Following the departure of Britain from the European Union, several headlines dominated the media. Exporters of perishable goods unable to deliver in time due to new complex declarations, issues with commodity codes and customs declarations, shippers temporarily stopping deliveries from Great Britain to the European Continent and Ireland to name a few.
Goods going into the Republic of Ireland from Britain resulted in hauliers and importers in Ireland struggling to deal with customs regulations and border checks after the introduction of border controls on UK imports.
Many industry sectors reported facing additional paperwork, customs formalities, transport delays and disruption to delivery schedules. These changes imposed additional costs on businesses, putting pressure on manufacturers to absorb these costs which will ultimately lead to higher prices for consumers.
Hauliers are seeking new routes between Ireland and the EU to avoid the UK due to the additional customs checks and delays. News reports show long lines of trucks at the borders and in the ports that link Great Britain to mainland Europe.
In January exports plummeted by 41% and imports by 29% as the UK’s departure from the EU’s single market had a major impact.
To facilitate trade, minimise disruptions for businesses and avoid shortages, the UK has so far delayed the implementation of checks at its border, announcing that checks, which were meant to be introduced on April 1st, would not come into force until July.
The locations of England’s eight new freeports were announced in March
- East Midlands Airport

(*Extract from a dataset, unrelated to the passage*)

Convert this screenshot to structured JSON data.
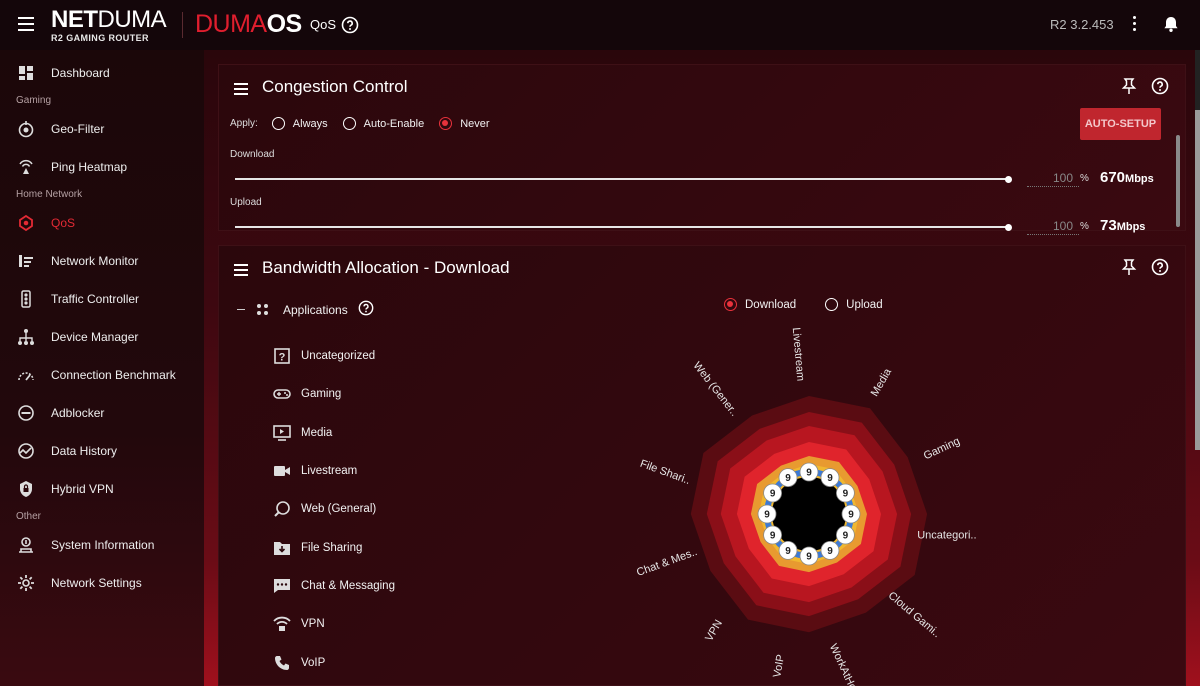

- Felixstowe and Harwich
- Humber Region
- Liverpool City Region
Now the UK has left the EU, the development of free ports, according to Brexit supporters, will offer greater flexibility to set up low tax economic areas.
For more information about our all new European service and how X2 can help you adapt to changes in the logistics sector post Brexit, please contact us on 01455 220909 or email email@example.com